I think this notion that we have become detached from our relationships is utterly false — in fact, the capability of cell phones to link us to bigger causes has made our generation globalist and humanitarian, seeing the plight of every human on equal ground. This is not the danger of pocket-sized computers. The danger is in the agenda of consumerism. As cell phone use becomes more ubiquitous, companies are attempting to make it a tool for them — the producer — not the user.
The evidence is right in your pocket. Technology used in cellphones is some of the most rapidly developing today. As the abilities of our phones increase, they offer us new opportunities to connect with friends, organize our hectic lives or even play video games in virtual reality. But a relationship never goes one way and if you think that developers are implementing these advancements in our phones solely for the good of the user, then you must be hooked on Candy Crush.
Consider the application Snapchat. Up there with Facebook and Instagram, Snapchat is one of the most popular social networking applications, allowing users to send pictures that disappear after a short time — ten seconds or less. Long time users of the app will agree that it is essentially a marketing tool now. Many photo “filters” are sponsored by companies and the homepage is filled with clickbait links to Buzzfeed, Bleacher Report, CNN, MTV and many more. Without even realizing it, users of Snapchat have made viewing these ads as common as sending a picture to a friend. And to think that the developers are really introducing weekly updates for any other reason than to keep users hooked on new features, or to provide a different way for companies to sell themselves, is crazy. This free app lives on advertisement — not user satisfaction.
Not all developers are as subtle. Facebook employs technology that actively turns your phone into a personalized marketing device. How many times have you had a conversation with a friend about a product — say, a type of drink — and upon going to Facebook discover that, lo and behold, the ads in the margins are for that exact product. Facebook really does use technology that allows it to draw on your personal information to customize ads — that includes your search history and yes, any conversations you may have within a short range of your phone’s microphone. We agree to this of course by signing “I understand” on the terms and conditions.
Possibly worst of all is that children are being conditioned and taken advantage by these greedy companies. The rise of smartphones has developed a niche market for child-oriented advertising and game development. Media frenzies on the harm of smartphone use have reported many times on children who have mindlessly paid in-app “microtransactions” for extra content in a mobile game. Companies, especially the shady ones, rely on the fallibility of children to sell this content far from the watchful eye of their parents. This not only normalizes taking advantage of children, it also instills a sense of dependency on simple, flashy and instantly gratifying games. Targeting the developmental stages of life as prime real estate to make a quick buck is a disgusting practice.

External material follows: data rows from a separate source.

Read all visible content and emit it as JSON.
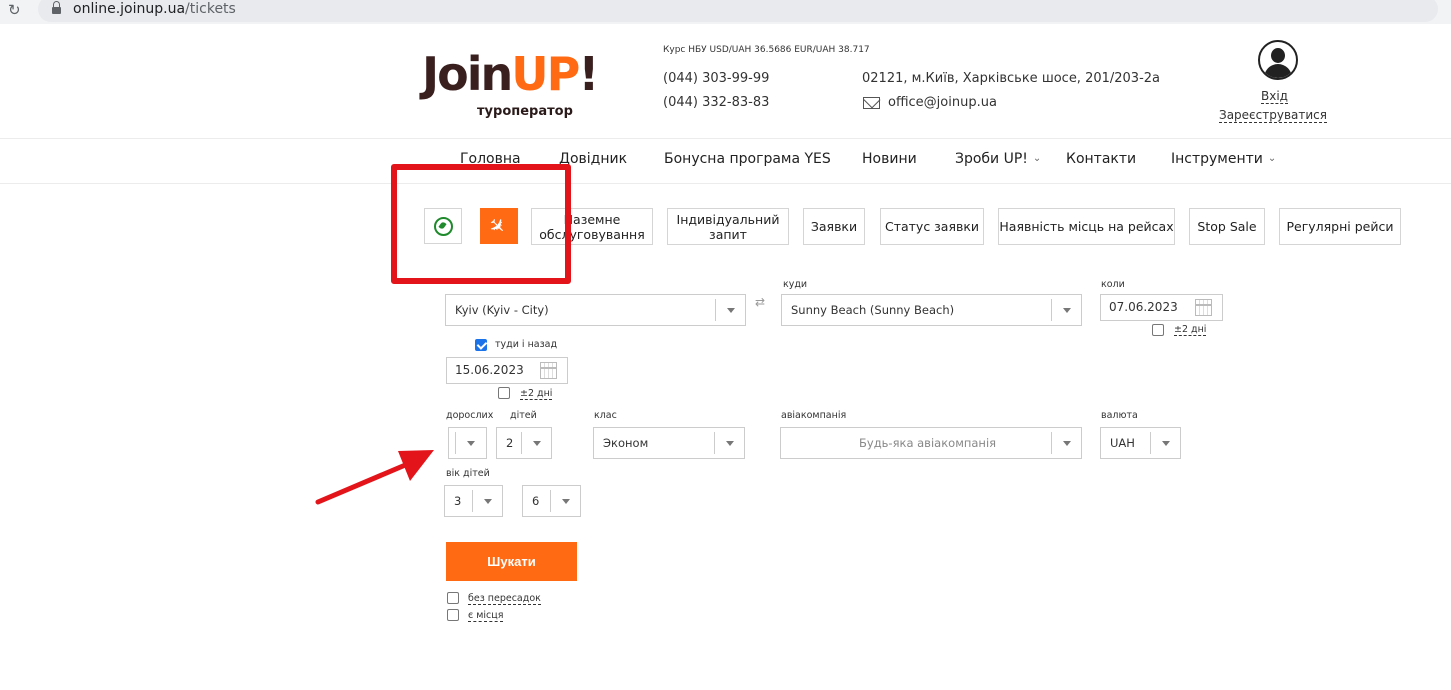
{
  "browser": {
    "url_host": "online.joinup.ua",
    "url_path": "/tickets"
  },
  "header": {
    "logo_main_join": "Join",
    "logo_main_up": "UP",
    "logo_main_excl": "!",
    "logo_sub": "туроператор",
    "rates": "Курс НБУ USD/UAH 36.5686   EUR/UAH 38.717",
    "phone1": "(044) 303-99-99",
    "phone2": "(044) 332-83-83",
    "address": "02121, м.Київ, Харківське шосе, 201/203-2а",
    "email": "office@joinup.ua",
    "login": "Вхід",
    "register": "Зареєструватися"
  },
  "nav": {
    "items": [
      {
        "label": "Головна"
      },
      {
        "label": "Довідник"
      },
      {
        "label": "Бонусна програма YES"
      },
      {
        "label": "Новини"
      },
      {
        "label": "Зроби UP!",
        "has_dropdown": true
      },
      {
        "label": "Контакти"
      },
      {
        "label": "Інструменти",
        "has_dropdown": true
      }
    ]
  },
  "tabs": {
    "icon_tabs": [
      {
        "icon": "compass-icon",
        "active": false
      },
      {
        "icon": "airplane-icon",
        "active": true
      }
    ],
    "buttons": [
      {
        "label": "Наземне обслуговування"
      },
      {
        "label": "Індивідуальний запит"
      },
      {
        "label": "Заявки"
      },
      {
        "label": "Статус заявки"
      },
      {
        "label": "Наявність місць на рейсах"
      },
      {
        "label": "Stop Sale"
      },
      {
        "label": "Регулярні рейси"
      }
    ]
  },
  "form": {
    "to_label": "куди",
    "when_label": "коли",
    "from_value": "Kyiv (Kyiv - City)",
    "to_value": "Sunny Beach (Sunny Beach)",
    "depart_date": "07.06.2023",
    "depart_flex_label": "±2 дні",
    "round_trip_label": "туди і назад",
    "return_date": "15.06.2023",
    "return_flex_label": "±2 дні",
    "adults_label": "дорослих",
    "adults_value": "",
    "children_label": "дітей",
    "children_value": "2",
    "class_label": "клас",
    "class_value": "Эконом",
    "airline_label": "авіакомпанія",
    "airline_placeholder": "Будь-яка авіакомпанія",
    "currency_label": "валюта",
    "currency_value": "UAH",
    "child_ages_label": "вік дітей",
    "child_age_1": "3",
    "child_age_2": "6",
    "search_label": "Шукати",
    "nonstop_label": "без пересадок",
    "available_label": "є місця"
  },
  "colors": {
    "brand_orange": "#ff6a13",
    "annotation_red": "#e3151b",
    "compass_green": "#1f8a2c"
  }
}
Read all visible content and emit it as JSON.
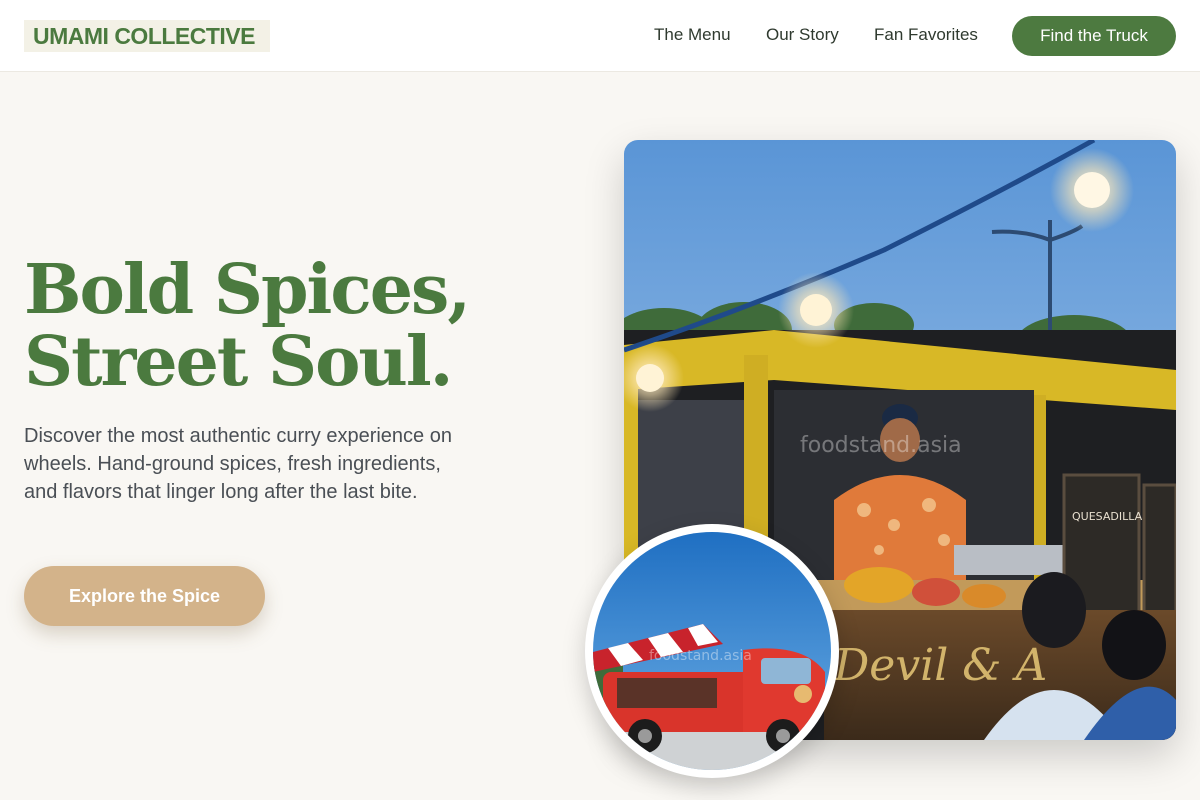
{
  "brand": {
    "name": "UMAMI COLLECTIVE",
    "primary_color": "#4d7a40",
    "accent_color": "#d3b38a",
    "background_color": "#f9f7f3"
  },
  "nav": {
    "links": [
      {
        "label": "The Menu"
      },
      {
        "label": "Our Story"
      },
      {
        "label": "Fan Favorites"
      }
    ],
    "cta_label": "Find the Truck"
  },
  "hero": {
    "headline_line1": "Bold Spices,",
    "headline_line2": "Street Soul.",
    "description": "Discover the most authentic curry experience on wheels. Hand-ground spices, fresh ingredients, and flavors that linger long after the last bite.",
    "cta_label": "Explore the Spice"
  },
  "images": {
    "main_watermark": "foodstand.asia",
    "main_sign_text": "Devil & A",
    "main_menu_board_text": "QUESADILLA",
    "circle_watermark": "foodstand.asia"
  }
}
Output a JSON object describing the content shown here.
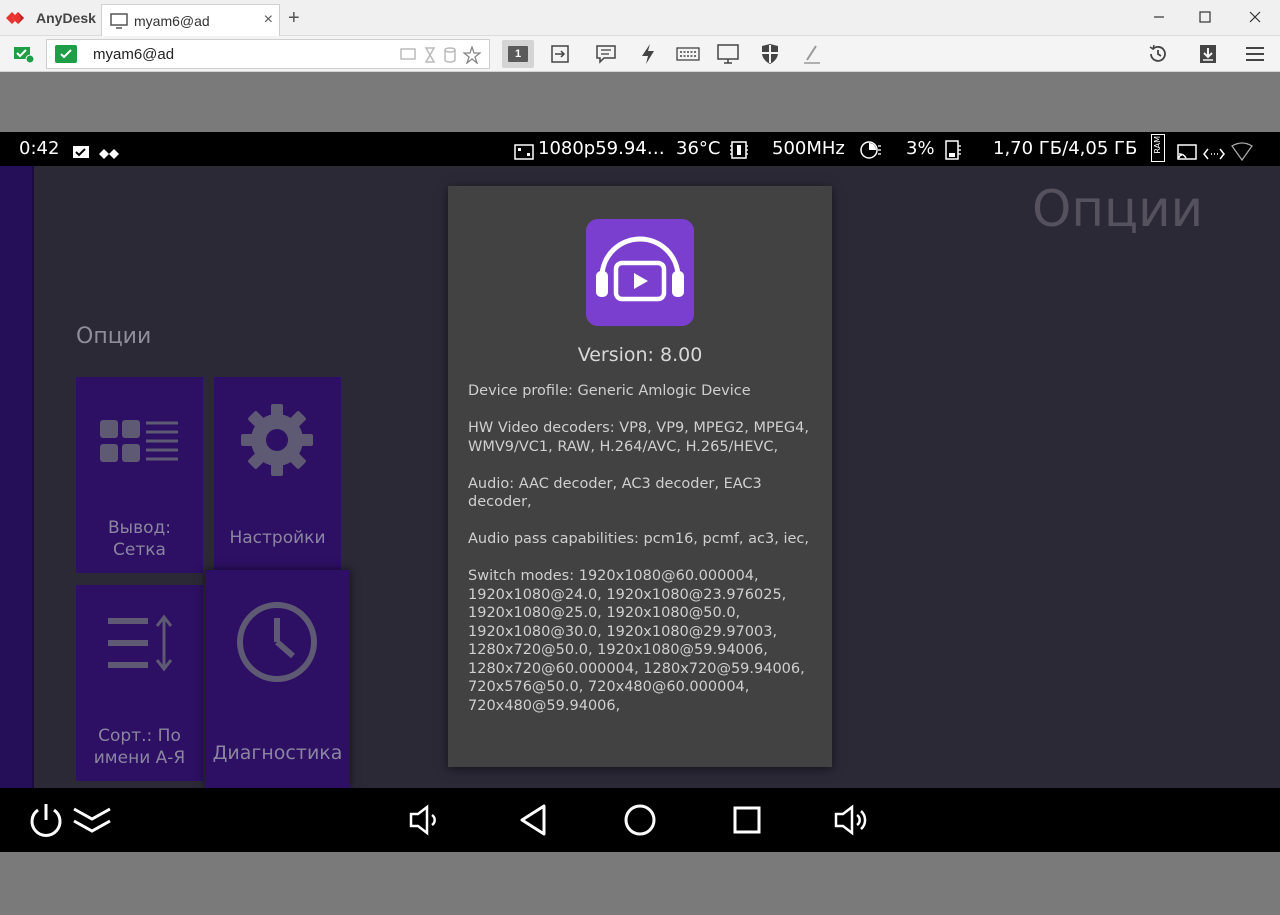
{
  "app": {
    "name": "AnyDesk",
    "tab_label": "myam6@ad",
    "tab_close": "×",
    "new_tab": "+"
  },
  "toolbar": {
    "address_value": "myam6@ad",
    "display_number": "1"
  },
  "colors": {
    "anydesk_red": "#e8332f",
    "connected_green": "#1e9e46",
    "tile_purple": "#2d0f63",
    "app_icon_purple": "#7b3fd0",
    "dialog_bg": "#424242",
    "remote_bg": "#2b2936"
  },
  "remote": {
    "status_bar": {
      "time": "0:42",
      "resolution": "1080p59.94…",
      "temperature": "36°C",
      "cpu_freq": "500MHz",
      "cpu_load": "3%",
      "memory": "1,70 ГБ/4,05 ГБ",
      "ram_label": "RAM"
    },
    "page_title": "Опции",
    "section_label": "Опции",
    "tiles": {
      "output": "Вывод: Сетка",
      "settings": "Настройки",
      "sort": "Сорт.: По имени А-Я",
      "diagnostics": "Диагностика"
    },
    "dialog": {
      "version": "Version: 8.00",
      "device_profile": "Device profile: Generic Amlogic Device",
      "hw_decoders": "HW Video decoders: VP8, VP9, MPEG2, MPEG4, WMV9/VC1, RAW, H.264/AVC, H.265/HEVC,",
      "audio": "Audio: AAC decoder, AC3 decoder, EAC3 decoder,",
      "audio_pass": "Audio pass capabilities: pcm16, pcmf, ac3, iec,",
      "switch_modes": "Switch modes: 1920x1080@60.000004,\n1920x1080@24.0, 1920x1080@23.976025,\n1920x1080@25.0, 1920x1080@50.0,\n1920x1080@30.0, 1920x1080@29.97003,\n1280x720@50.0, 1920x1080@59.94006,\n1280x720@60.000004, 1280x720@59.94006,\n720x576@50.0, 720x480@60.000004,\n720x480@59.94006,"
    }
  },
  "icons": {
    "brand": "anydesk-logo-icon",
    "tab": "monitor-icon",
    "window": [
      "minimize-icon",
      "maximize-icon",
      "close-icon"
    ],
    "toolbar_left": [
      "connection-status-icon"
    ],
    "toolbar_actions": [
      "display-select-icon",
      "transfer-icon",
      "chat-icon",
      "actions-lightning-icon",
      "keyboard-icon",
      "view-monitor-icon",
      "permissions-shield-icon",
      "whiteboard-pen-icon"
    ],
    "toolbar_right": [
      "history-icon",
      "install-icon",
      "menu-icon"
    ],
    "navbar": [
      "power-icon",
      "collapse-chevrons-icon",
      "volume-down-icon",
      "back-icon",
      "home-icon",
      "recents-icon",
      "volume-up-icon"
    ]
  }
}
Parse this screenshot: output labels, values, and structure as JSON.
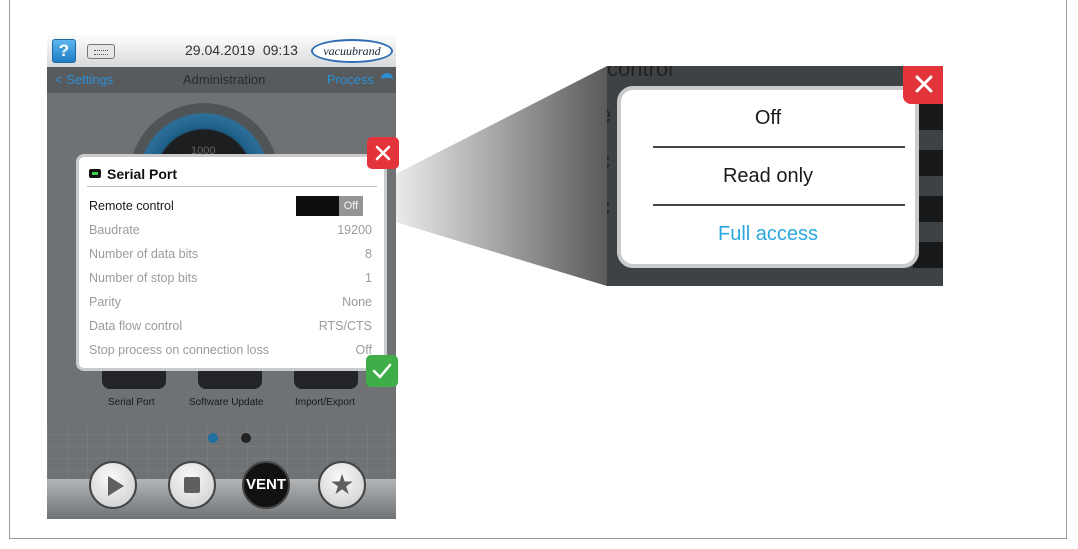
{
  "device": {
    "help_label": "?",
    "date": "29.04.2019",
    "time": "09:13",
    "logo_text": "vacuubrand",
    "nav": {
      "back": "< Settings",
      "title": "Administration",
      "process": "Process"
    },
    "gauge_value": "1000",
    "tiles": [
      {
        "label": "Serial Port"
      },
      {
        "label": "Software Update"
      },
      {
        "label": "Import/Export"
      }
    ],
    "page_dots": {
      "count": 2,
      "active": 0
    },
    "controls": {
      "vent_label": "VENT"
    }
  },
  "dialog": {
    "title": "Serial Port",
    "rows": [
      {
        "label": "Remote control",
        "value": "Off",
        "type": "toggle"
      },
      {
        "label": "Baudrate",
        "value": "19200"
      },
      {
        "label": "Number of data bits",
        "value": "8"
      },
      {
        "label": "Number of stop bits",
        "value": "1"
      },
      {
        "label": "Parity",
        "value": "None"
      },
      {
        "label": "Data flow control",
        "value": "RTS/CTS"
      },
      {
        "label": "Stop process on connection loss",
        "value": "Off"
      }
    ]
  },
  "zoom": {
    "background_label": "control",
    "background_letters": [
      "e",
      "c",
      "c"
    ],
    "options": [
      {
        "label": "Off"
      },
      {
        "label": "Read only"
      },
      {
        "label": "Full access",
        "selected": true
      }
    ]
  },
  "colors": {
    "accent": "#2b8fd6",
    "selected_option": "#2aa7de",
    "close": "#e2343a",
    "confirm": "#3fae48",
    "toggle_knob": "#959596"
  }
}
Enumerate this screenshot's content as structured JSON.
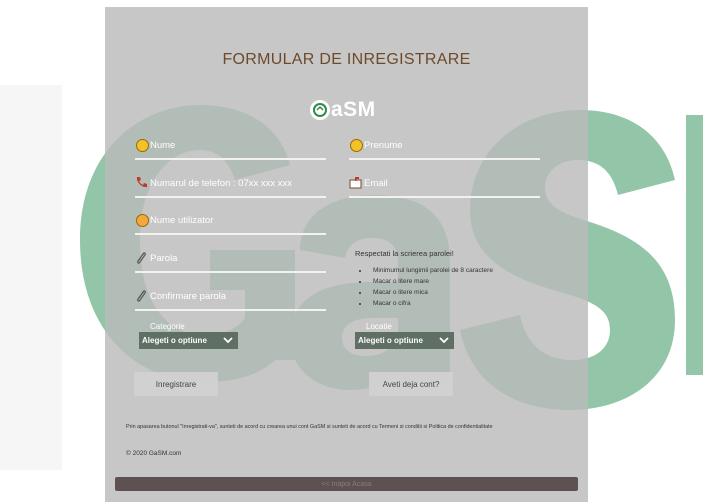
{
  "title": "FORMULAR DE INREGISTRARE",
  "logo_text": "aSM",
  "fields": {
    "nume": "Nume",
    "prenume": "Prenume",
    "telefon": "Numarul de telefon : 07xx xxx xxx",
    "email": "Email",
    "utilizator": "Nume utilizator",
    "parola": "Parola",
    "confirmare": "Confirmare parola"
  },
  "password_rules": {
    "title": "Respectati la scrierea parolei!",
    "items": [
      "Minimumul lungimii parolei de 8 caractere",
      "Macar o litere mare",
      "Macar o litere mica",
      "Macar o cifra"
    ]
  },
  "categorie": {
    "label": "Categorie",
    "value": "Alegeti o optiune"
  },
  "locatie": {
    "label": "Locatie",
    "value": "Alegeti o optiune"
  },
  "buttons": {
    "register": "Inregistrare",
    "have_account": "Aveti deja cont?"
  },
  "terms": {
    "prefix": "Prin apasarea butonul \"Inregistrati-va\", sunteti de acord cu crearea unui cont GaSM si sunteti de acord cu ",
    "link1": "Termeni si conditii",
    "middle": " si ",
    "link2": "Politica de confidentialitate"
  },
  "copyright": "© 2020 GaSM.com",
  "back": "<< Inapoi Acasa",
  "colors": {
    "accent_green": "#8fc4a0",
    "select_bg": "#5f6f63",
    "back_bar": "#5e5151",
    "title": "#6d4a2a"
  }
}
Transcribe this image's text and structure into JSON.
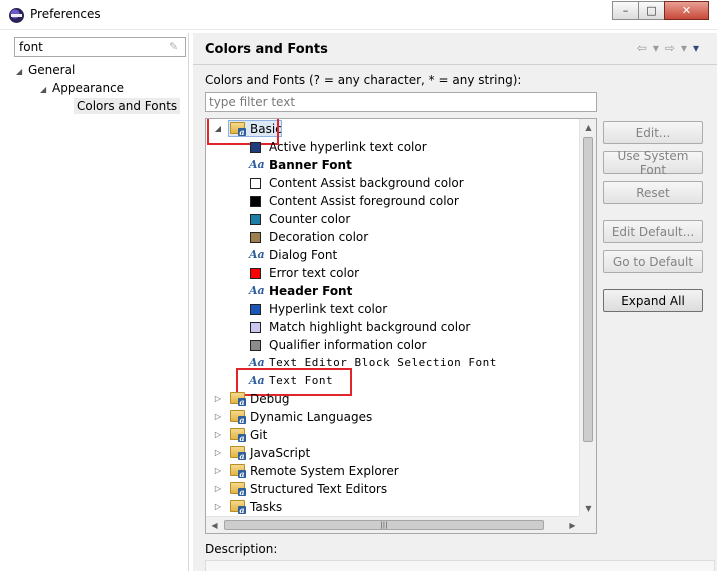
{
  "window": {
    "title": "Preferences",
    "min": "–",
    "max": "□",
    "close": "✕"
  },
  "left": {
    "search_value": "font",
    "tree": [
      {
        "label": "General",
        "level": 0,
        "state": "expanded"
      },
      {
        "label": "Appearance",
        "level": 1,
        "state": "expanded"
      },
      {
        "label": "Colors and Fonts",
        "level": 2,
        "state": "leaf",
        "selected": true
      }
    ]
  },
  "page": {
    "title": "Colors and Fonts",
    "instruction": "Colors and Fonts (? = any character, * = any string):",
    "filter_placeholder": "type filter text",
    "description_label": "Description:"
  },
  "tree": {
    "basic": {
      "label": "Basic",
      "state": "expanded"
    },
    "basic_children": [
      {
        "label": "Active hyperlink text color",
        "kind": "color",
        "color": "#1f3d7a"
      },
      {
        "label": "Banner Font",
        "kind": "font",
        "style": "bold"
      },
      {
        "label": "Content Assist background color",
        "kind": "color",
        "color": "#ffffff"
      },
      {
        "label": "Content Assist foreground color",
        "kind": "color",
        "color": "#000000"
      },
      {
        "label": "Counter color",
        "kind": "color",
        "color": "#1f7ea8"
      },
      {
        "label": "Decoration color",
        "kind": "color",
        "color": "#9c7f4c"
      },
      {
        "label": "Dialog Font",
        "kind": "font",
        "style": "normal"
      },
      {
        "label": "Error text color",
        "kind": "color",
        "color": "#ff0000"
      },
      {
        "label": "Header Font",
        "kind": "font",
        "style": "bold"
      },
      {
        "label": "Hyperlink text color",
        "kind": "color",
        "color": "#1a56b8"
      },
      {
        "label": "Match highlight background color",
        "kind": "color",
        "color": "#c8c8f0"
      },
      {
        "label": "Qualifier information color",
        "kind": "color",
        "color": "#8c8c8c"
      },
      {
        "label": "Text Editor Block Selection Font",
        "kind": "font",
        "style": "mono"
      },
      {
        "label": "Text Font",
        "kind": "font",
        "style": "mono"
      }
    ],
    "other_categories": [
      {
        "label": "Debug",
        "state": "collapsed"
      },
      {
        "label": "Dynamic Languages",
        "state": "collapsed"
      },
      {
        "label": "Git",
        "state": "collapsed"
      },
      {
        "label": "JavaScript",
        "state": "collapsed"
      },
      {
        "label": "Remote System Explorer",
        "state": "collapsed"
      },
      {
        "label": "Structured Text Editors",
        "state": "collapsed"
      },
      {
        "label": "Tasks",
        "state": "collapsed"
      }
    ]
  },
  "buttons": {
    "edit": "Edit...",
    "use_system_font": "Use System Font",
    "reset": "Reset",
    "edit_default": "Edit Default...",
    "go_to_default": "Go to Default",
    "expand_all": "Expand All"
  },
  "icons": {
    "back": "⇦",
    "forward": "⇨",
    "menu": "▾",
    "font_glyph": "Aa"
  },
  "colors": {
    "highlight_outline": "#e0252b",
    "selection_bg": "#dde8f5"
  }
}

The ultimate transformation is the detachment of our personal devices from our own possession. As advertising on smartphones becomes more and more common, how can we say that our phone is really ours? It becomes the advertiser’s tool, like a billboard or a poster. And we don’t even realize what is happening. The spear of commercialization slips into our minds with deft subtlety, slowly conditioning us as slaves to the machine of mass consumption.